The project team believe that creating clean-water ponds speciﬁcally targeted for biodiversity could hold great potential as a tool to help stem, and even reverse, ongoing declines in freshwater plant biodiversity across agricultural landscapes.
The work was funded by the Environment Agency.
For further information or to interview a spokesperson please contact: Jeremy Biggs, 07590 030610.
Notes to editors
Link to the paper: https://www.sciencedirect.com/science/article/abs/pii/S0006320719310626.
High res version of photographs shown below are available here: https://freshwaterhabitats.org.uk/new-pond-photos-for-download/
- The new ponds created by the project brought back many declining freshwater plants that are almost extinct in the wider countryside including Marsh Arrowgrass (Triglochin palustris), Bristle Club-rush (Isolepis setacea) and Marestail (Hippuris vulgaris).
- Freshwater Habitats Trust has found on-going declines in countryside ponds in protected areas: https://freshwaterhabitats.org.uk/wp-content/uploads/2019/05/NPS-resurvey-summary-results-1JB.pptx.
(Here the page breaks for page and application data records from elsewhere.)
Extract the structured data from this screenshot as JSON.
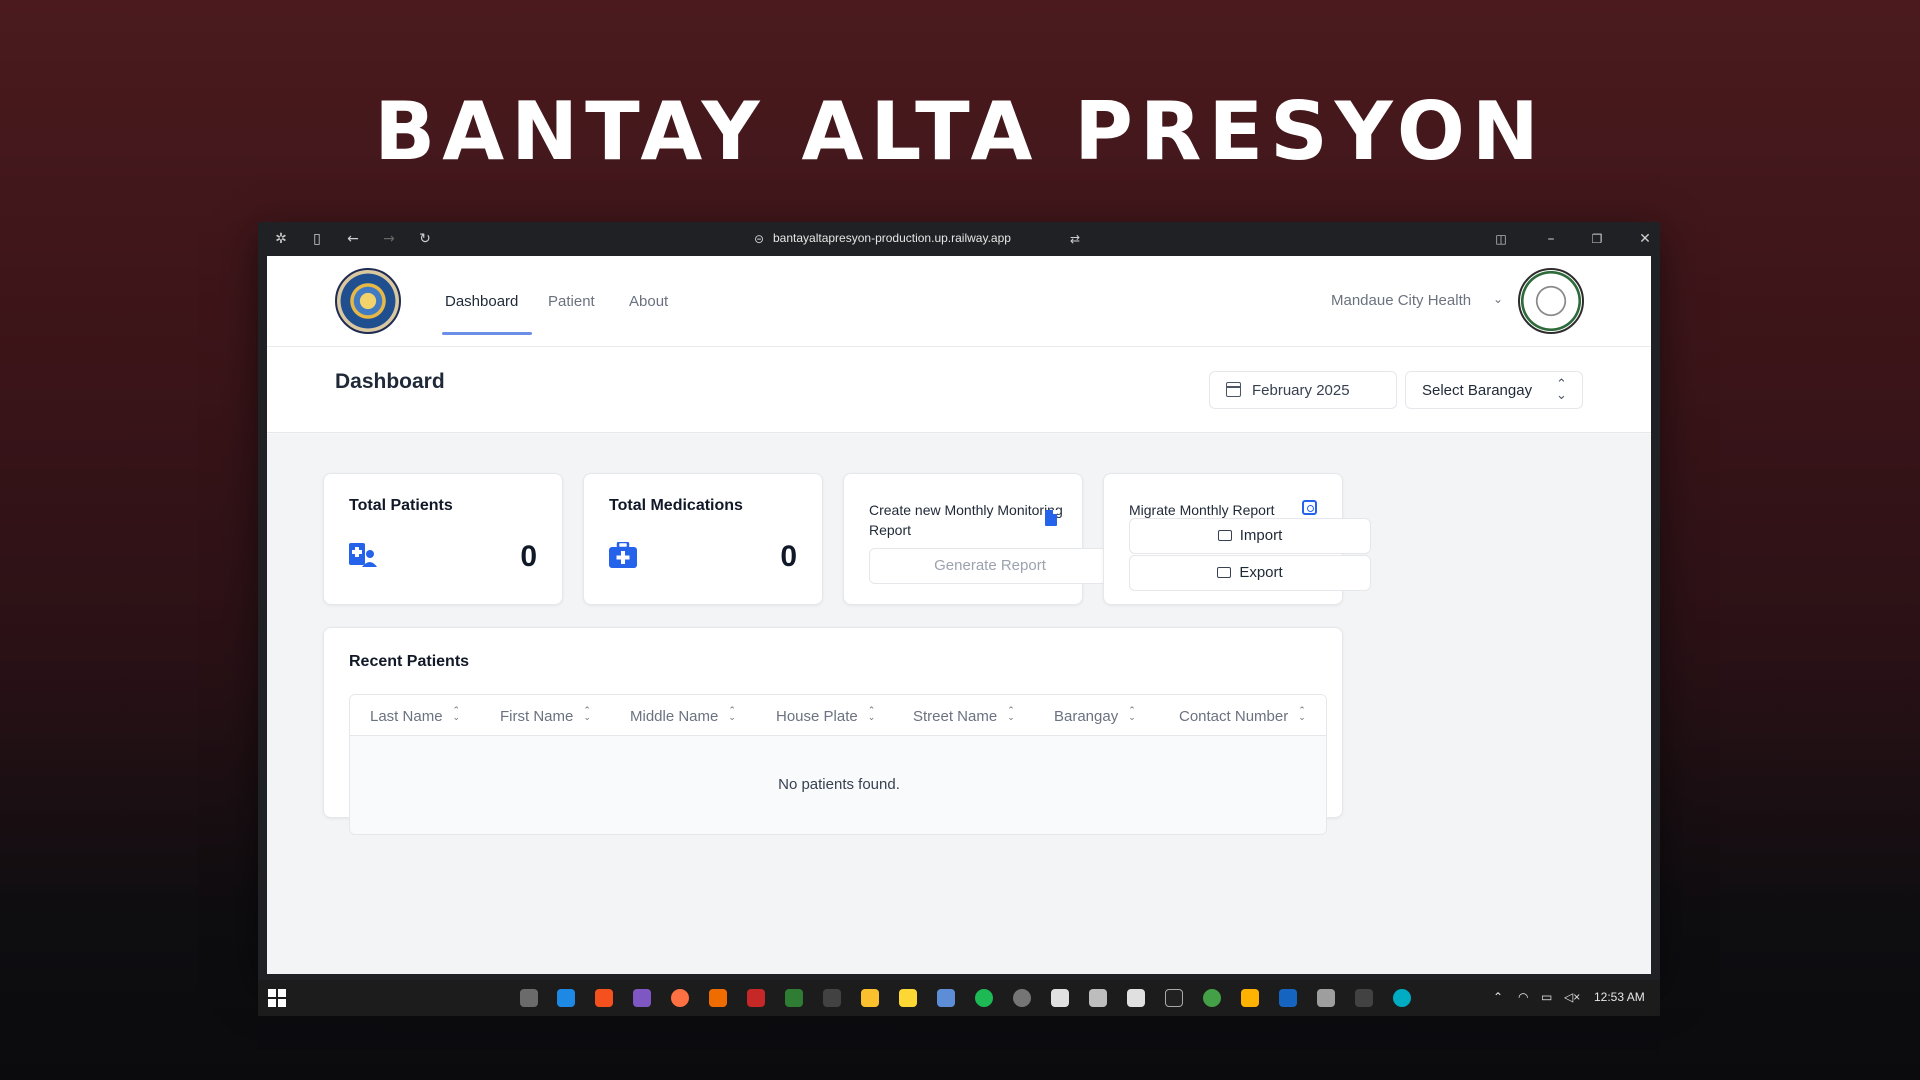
{
  "banner": {
    "title": "BANTAY ALTA PRESYON"
  },
  "browser": {
    "url": "bantayaltapresyon-production.up.railway.app"
  },
  "nav": {
    "links": [
      "Dashboard",
      "Patient",
      "About"
    ],
    "active": "Dashboard",
    "org": "Mandaue City Health"
  },
  "header": {
    "title": "Dashboard",
    "date": "February 2025",
    "barangay_placeholder": "Select Barangay"
  },
  "cards": {
    "total_patients": {
      "label": "Total Patients",
      "value": "0"
    },
    "total_medications": {
      "label": "Total Medications",
      "value": "0"
    },
    "monthly_report": {
      "label": "Create new Monthly Monitoring Report",
      "button": "Generate Report"
    },
    "migrate": {
      "label": "Migrate Monthly Report",
      "import": "Import",
      "export": "Export"
    }
  },
  "recent_patients": {
    "title": "Recent Patients",
    "columns": [
      "Last Name",
      "First Name",
      "Middle Name",
      "House Plate",
      "Street Name",
      "Barangay",
      "Contact Number"
    ],
    "empty_message": "No patients found."
  },
  "taskbar": {
    "time": "12:53 AM"
  },
  "colors": {
    "accent": "#2563eb",
    "nav_underline": "#6b8ee6",
    "banner_bg": "#3a1418"
  }
}
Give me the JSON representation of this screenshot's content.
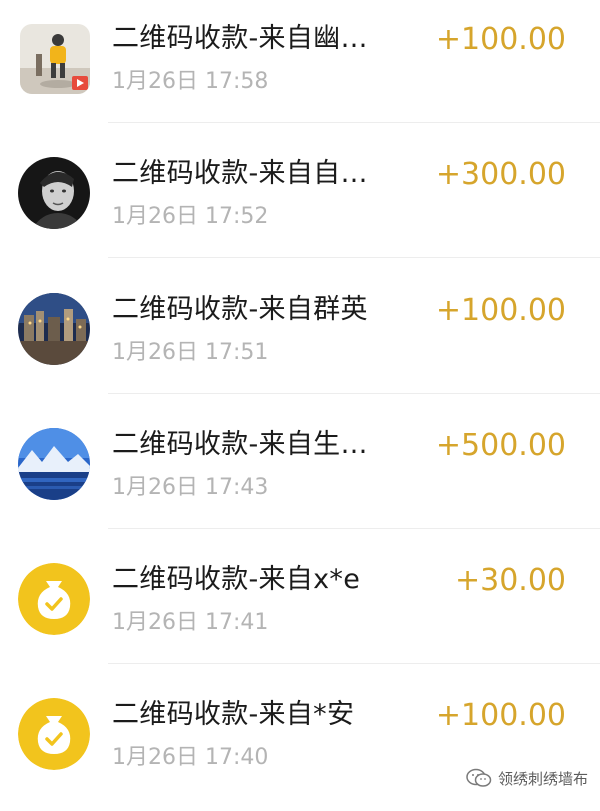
{
  "transactions": [
    {
      "title": "二维码收款-来自幽…",
      "time": "1月26日 17:58",
      "amount": "+100.00",
      "avatar_icon": "photo-avatar-yellow-figure"
    },
    {
      "title": "二维码收款-来自自…",
      "time": "1月26日 17:52",
      "amount": "+300.00",
      "avatar_icon": "photo-avatar-man-portrait"
    },
    {
      "title": "二维码收款-来自群英",
      "time": "1月26日 17:51",
      "amount": "+100.00",
      "avatar_icon": "photo-avatar-night-city"
    },
    {
      "title": "二维码收款-来自生…",
      "time": "1月26日 17:43",
      "amount": "+500.00",
      "avatar_icon": "photo-avatar-blue-landscape"
    },
    {
      "title": "二维码收款-来自x*e",
      "time": "1月26日 17:41",
      "amount": "+30.00",
      "avatar_icon": "money-bag-icon"
    },
    {
      "title": "二维码收款-来自*安",
      "time": "1月26日 17:40",
      "amount": "+100.00",
      "avatar_icon": "money-bag-icon"
    }
  ],
  "watermark": {
    "text": "领绣刺绣墙布",
    "icon": "wechat-icon"
  },
  "colors": {
    "amount": "#d6a52c",
    "time": "#b4b4b4",
    "title": "#1b1b1b",
    "money_bag": "#f2c41d"
  }
}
Since these ponds supported some of Britain’s most endangered freshwater plants and animals this has a big impact on UK biodiversity – out of all proportion to the apparent importance of ponds.
- WWFs Living Planet Report 2018 results indicate that species are faring much worse in freshwater systems and in tropical realms. Freshwater populations declined by an average of 83%, while realms – large regions separated by major barriers to plant and animal migration and therefore characterized by distinct assemblages of species – declined by between 23% and 89%, with the Neotropical and Indo-Pacific realms showing the steepest declines (89% and 64%, respectively). https://livingplanetindex.org/projects?main_page_project=AboutTheIndex&home_flag=1
Key facts about ponds
Ponds are often assumed to be synonymous with gardens and village greens. In fact, ponds have been made by natural processes for millennia, as well as being created by people. In Britain they occur in all landscapes from the coast to the tops of mountains.
Ponds are the most numerous of all freshwater habitats, with an estimated up to 3 billion globally. In the UK, and probably elsewhere, ponds support a wider variety of species than rivers or lakes but are largely ignored from water protection legislation. The Water Framework Directive, Europe’s most important water legislation, specifically excludes all waterbodies less than 50 ha, so effectively excludes all of Europe’s roughly c.10 million ponds.
About The Allerton Project – Game and Wildlife Conservation Trust
The Allerton Project’s aims are to research the effects of different farming methods on wildlife and the environment, and to share the results of this research through educational activities. The Allerton Project has been working to this end for the past 25 years. More information about the results of the first two decades of research is available in Fields for the Future, which also outlines the educational activities the organisation is involved with.
Other pictures are available for publication: